All that is needed is each line of the entries holding the word "this", copied as it stands.

BEGIN Data shown

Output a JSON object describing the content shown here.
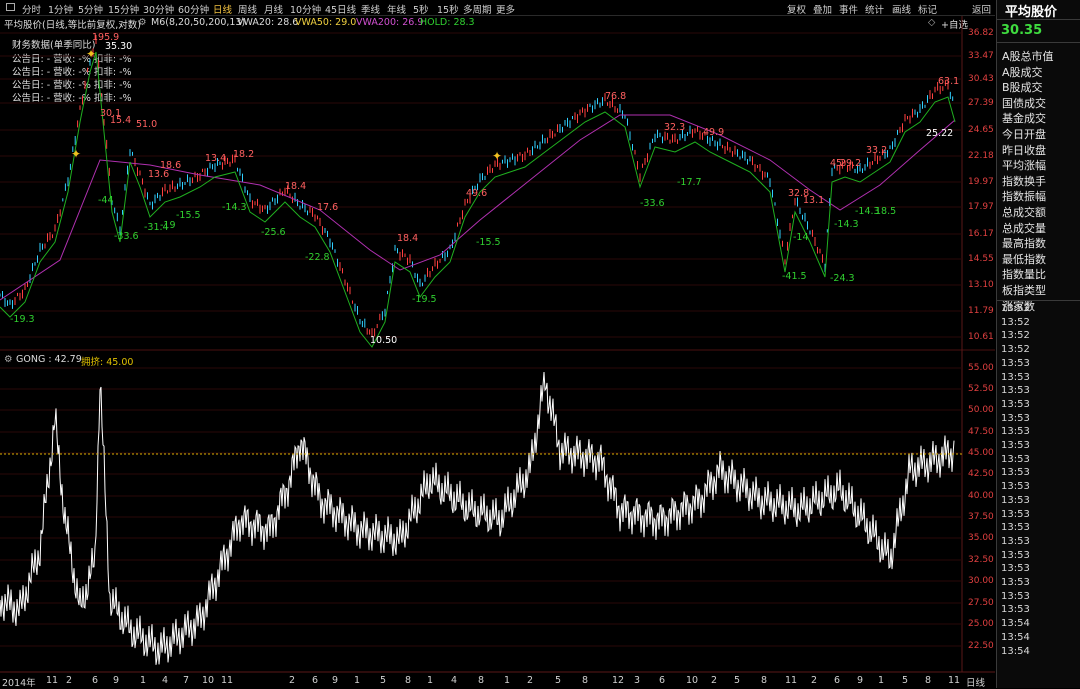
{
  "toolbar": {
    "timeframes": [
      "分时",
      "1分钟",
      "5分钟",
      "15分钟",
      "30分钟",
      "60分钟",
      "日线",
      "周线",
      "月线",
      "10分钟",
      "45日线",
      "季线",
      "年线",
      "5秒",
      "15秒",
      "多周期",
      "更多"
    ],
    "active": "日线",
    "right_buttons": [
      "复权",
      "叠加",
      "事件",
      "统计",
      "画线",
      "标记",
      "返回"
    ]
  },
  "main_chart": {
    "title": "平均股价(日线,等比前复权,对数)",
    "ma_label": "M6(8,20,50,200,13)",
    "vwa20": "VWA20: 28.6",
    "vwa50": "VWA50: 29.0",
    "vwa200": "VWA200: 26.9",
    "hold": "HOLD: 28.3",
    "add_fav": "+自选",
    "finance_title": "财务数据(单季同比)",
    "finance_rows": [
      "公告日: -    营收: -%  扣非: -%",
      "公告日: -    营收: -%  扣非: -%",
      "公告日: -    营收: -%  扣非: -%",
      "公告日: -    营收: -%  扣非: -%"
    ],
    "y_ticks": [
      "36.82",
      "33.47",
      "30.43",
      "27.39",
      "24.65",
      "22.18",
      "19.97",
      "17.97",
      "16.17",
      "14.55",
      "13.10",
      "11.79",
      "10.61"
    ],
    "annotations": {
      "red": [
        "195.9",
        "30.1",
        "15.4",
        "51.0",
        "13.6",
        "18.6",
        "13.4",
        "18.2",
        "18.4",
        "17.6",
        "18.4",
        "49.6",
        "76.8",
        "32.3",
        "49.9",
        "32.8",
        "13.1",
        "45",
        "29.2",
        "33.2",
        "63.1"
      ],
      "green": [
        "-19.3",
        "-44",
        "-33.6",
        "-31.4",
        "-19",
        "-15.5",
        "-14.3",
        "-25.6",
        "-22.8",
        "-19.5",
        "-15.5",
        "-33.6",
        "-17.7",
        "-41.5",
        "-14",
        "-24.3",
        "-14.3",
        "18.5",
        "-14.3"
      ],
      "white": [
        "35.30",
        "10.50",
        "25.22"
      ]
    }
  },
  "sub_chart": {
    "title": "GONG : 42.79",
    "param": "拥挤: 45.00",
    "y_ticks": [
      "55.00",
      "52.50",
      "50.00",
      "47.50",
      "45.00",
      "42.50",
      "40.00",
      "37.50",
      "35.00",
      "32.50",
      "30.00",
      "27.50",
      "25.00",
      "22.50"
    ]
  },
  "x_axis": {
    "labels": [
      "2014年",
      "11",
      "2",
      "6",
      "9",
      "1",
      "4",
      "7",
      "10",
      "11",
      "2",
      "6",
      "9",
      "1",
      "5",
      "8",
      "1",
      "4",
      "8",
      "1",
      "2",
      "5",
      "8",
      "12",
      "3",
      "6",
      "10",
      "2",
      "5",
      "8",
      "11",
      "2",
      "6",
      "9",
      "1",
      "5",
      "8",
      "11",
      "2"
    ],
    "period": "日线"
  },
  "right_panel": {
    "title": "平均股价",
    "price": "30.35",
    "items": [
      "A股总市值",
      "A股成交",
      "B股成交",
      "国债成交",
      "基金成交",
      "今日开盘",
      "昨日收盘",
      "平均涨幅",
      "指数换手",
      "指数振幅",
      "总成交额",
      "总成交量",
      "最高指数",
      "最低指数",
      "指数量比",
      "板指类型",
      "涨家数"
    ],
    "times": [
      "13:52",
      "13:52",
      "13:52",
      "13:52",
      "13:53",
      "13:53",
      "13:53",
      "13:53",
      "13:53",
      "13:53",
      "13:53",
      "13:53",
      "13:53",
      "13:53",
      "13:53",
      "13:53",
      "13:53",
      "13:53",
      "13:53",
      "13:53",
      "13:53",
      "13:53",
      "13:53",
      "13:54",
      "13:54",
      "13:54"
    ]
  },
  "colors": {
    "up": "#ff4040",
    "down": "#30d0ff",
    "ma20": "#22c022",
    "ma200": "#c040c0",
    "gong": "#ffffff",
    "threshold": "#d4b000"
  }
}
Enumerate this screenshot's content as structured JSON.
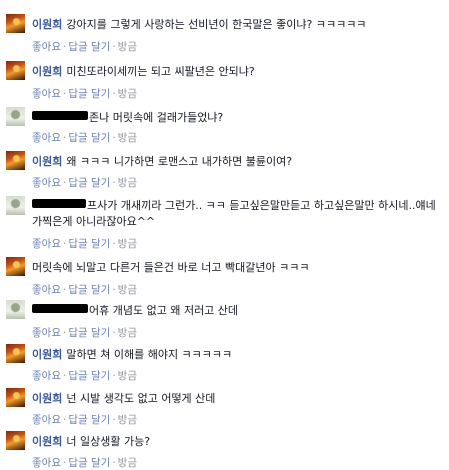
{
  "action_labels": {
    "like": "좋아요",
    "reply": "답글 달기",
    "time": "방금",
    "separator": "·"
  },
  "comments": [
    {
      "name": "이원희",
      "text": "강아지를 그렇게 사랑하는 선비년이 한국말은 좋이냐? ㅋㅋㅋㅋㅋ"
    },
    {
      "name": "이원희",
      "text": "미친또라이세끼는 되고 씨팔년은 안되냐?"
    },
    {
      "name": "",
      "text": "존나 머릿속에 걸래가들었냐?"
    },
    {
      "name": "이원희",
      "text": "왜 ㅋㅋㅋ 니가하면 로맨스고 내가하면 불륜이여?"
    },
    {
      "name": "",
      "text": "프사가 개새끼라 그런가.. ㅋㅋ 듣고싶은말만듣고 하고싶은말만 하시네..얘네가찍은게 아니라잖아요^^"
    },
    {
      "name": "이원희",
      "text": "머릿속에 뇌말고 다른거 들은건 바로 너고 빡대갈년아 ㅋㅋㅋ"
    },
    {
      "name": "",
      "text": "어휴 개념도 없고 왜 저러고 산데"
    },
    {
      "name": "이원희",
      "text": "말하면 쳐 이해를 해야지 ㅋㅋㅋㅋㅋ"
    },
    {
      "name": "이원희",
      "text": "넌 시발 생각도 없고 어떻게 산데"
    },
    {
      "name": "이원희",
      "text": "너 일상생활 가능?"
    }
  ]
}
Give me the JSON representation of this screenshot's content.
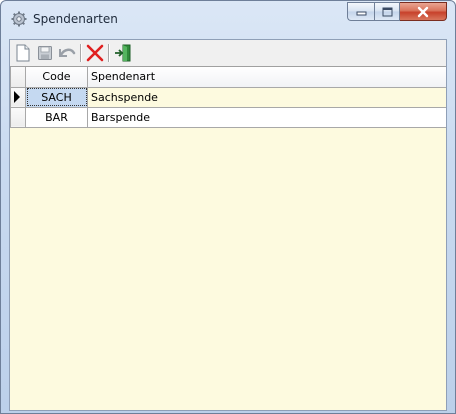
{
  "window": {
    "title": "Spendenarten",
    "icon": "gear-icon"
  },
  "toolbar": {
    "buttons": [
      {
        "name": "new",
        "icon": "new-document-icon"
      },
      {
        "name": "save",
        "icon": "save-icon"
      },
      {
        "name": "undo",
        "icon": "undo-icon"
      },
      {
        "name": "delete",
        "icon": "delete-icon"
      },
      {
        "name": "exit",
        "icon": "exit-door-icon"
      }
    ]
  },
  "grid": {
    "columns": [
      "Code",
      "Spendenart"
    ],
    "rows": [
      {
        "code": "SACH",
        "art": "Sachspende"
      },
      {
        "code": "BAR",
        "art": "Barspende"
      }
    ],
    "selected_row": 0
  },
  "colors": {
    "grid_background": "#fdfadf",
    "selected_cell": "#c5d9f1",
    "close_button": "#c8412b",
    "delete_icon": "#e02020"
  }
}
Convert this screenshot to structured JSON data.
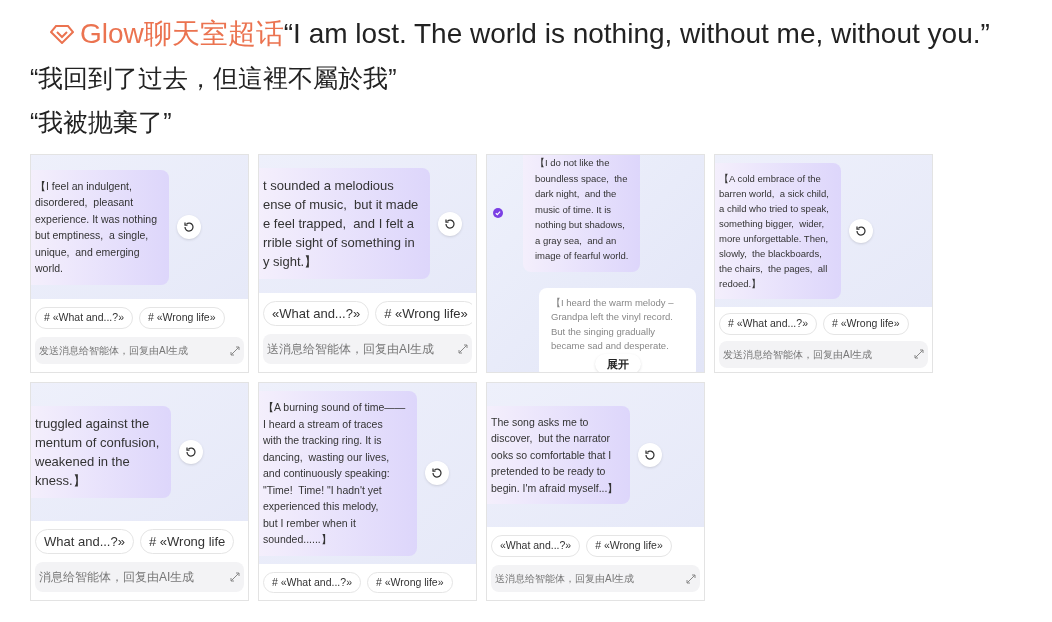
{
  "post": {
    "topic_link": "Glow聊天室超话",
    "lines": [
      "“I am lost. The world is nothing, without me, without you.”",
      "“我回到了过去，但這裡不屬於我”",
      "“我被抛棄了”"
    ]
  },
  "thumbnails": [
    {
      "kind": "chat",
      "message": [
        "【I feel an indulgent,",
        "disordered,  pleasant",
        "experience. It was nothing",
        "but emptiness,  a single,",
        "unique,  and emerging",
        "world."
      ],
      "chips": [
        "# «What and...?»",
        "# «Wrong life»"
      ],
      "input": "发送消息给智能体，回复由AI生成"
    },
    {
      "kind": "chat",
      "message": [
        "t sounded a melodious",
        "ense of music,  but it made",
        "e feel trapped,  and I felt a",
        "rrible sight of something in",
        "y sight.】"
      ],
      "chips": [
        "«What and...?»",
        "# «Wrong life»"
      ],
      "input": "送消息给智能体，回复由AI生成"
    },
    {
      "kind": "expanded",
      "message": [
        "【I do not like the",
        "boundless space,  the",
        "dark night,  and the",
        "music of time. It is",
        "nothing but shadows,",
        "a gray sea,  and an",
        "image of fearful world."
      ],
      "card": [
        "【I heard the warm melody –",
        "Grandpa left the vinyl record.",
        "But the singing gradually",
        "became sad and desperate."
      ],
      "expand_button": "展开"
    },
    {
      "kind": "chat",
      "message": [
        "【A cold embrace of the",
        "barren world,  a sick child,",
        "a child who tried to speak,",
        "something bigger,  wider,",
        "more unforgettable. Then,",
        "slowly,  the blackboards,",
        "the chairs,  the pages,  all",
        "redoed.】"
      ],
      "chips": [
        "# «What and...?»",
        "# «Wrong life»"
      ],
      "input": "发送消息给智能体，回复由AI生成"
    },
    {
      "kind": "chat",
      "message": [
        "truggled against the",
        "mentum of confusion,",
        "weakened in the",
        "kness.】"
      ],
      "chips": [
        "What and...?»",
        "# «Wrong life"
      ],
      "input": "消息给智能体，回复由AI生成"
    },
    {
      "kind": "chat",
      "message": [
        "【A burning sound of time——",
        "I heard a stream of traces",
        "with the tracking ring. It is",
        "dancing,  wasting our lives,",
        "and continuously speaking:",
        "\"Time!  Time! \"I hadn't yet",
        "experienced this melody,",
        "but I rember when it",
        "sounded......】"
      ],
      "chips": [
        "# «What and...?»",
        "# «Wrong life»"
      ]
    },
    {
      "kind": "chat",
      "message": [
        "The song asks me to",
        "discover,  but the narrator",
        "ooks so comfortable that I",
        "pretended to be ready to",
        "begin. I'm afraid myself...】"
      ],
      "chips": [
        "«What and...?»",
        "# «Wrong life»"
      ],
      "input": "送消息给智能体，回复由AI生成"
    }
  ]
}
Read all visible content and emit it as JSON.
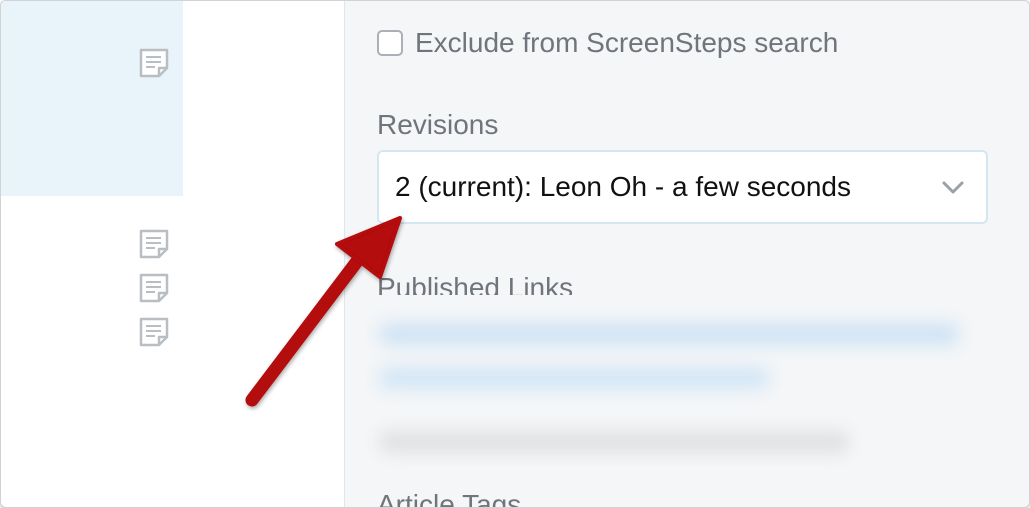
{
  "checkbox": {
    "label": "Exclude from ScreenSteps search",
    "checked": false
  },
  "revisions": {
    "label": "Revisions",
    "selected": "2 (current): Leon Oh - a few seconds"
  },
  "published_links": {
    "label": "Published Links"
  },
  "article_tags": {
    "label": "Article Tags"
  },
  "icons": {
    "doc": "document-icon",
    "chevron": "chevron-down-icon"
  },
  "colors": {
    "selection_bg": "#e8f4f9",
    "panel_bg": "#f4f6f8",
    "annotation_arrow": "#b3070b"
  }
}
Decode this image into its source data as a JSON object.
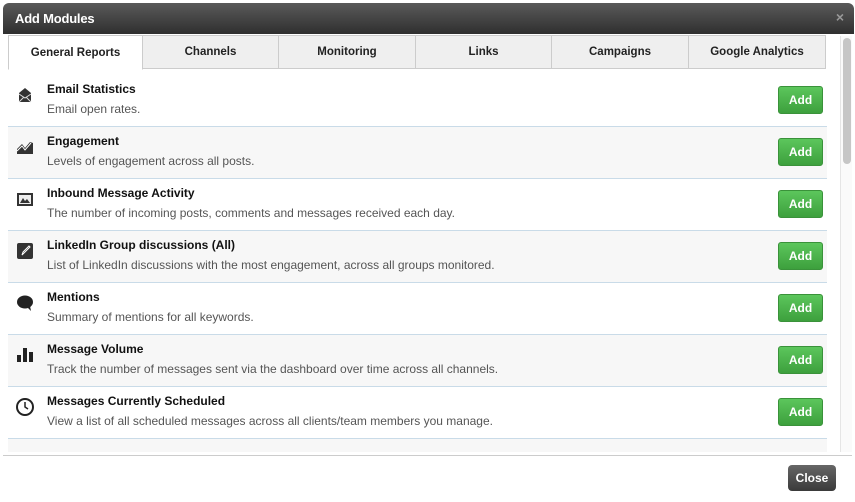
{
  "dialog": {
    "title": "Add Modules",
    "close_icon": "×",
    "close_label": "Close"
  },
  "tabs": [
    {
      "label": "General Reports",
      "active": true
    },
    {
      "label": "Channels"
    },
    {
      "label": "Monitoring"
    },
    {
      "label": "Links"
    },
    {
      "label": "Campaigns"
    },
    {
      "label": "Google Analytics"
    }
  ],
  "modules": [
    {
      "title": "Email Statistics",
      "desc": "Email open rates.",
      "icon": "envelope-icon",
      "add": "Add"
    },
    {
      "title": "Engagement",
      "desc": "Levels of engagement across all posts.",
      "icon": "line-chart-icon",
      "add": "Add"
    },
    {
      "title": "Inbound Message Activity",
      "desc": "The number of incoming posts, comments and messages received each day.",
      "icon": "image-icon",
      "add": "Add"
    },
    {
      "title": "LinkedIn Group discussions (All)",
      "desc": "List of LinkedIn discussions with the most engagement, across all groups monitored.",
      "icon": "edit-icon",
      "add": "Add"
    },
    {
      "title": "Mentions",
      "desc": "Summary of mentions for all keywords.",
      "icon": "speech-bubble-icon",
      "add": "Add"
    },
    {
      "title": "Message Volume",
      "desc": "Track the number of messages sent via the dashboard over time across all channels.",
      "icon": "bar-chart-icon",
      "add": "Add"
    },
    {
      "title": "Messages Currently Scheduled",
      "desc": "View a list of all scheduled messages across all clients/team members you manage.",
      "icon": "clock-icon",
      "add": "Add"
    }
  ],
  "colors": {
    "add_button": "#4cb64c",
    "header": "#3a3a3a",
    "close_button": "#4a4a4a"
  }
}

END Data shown

### Solution
Enumerate this screenshot's content as structured JSON.
Give me the JSON representation of this screenshot's content.
Convert this screenshot to structured JSON data.
        "experienced this melody,",
Decode this image into its source data as a JSON object.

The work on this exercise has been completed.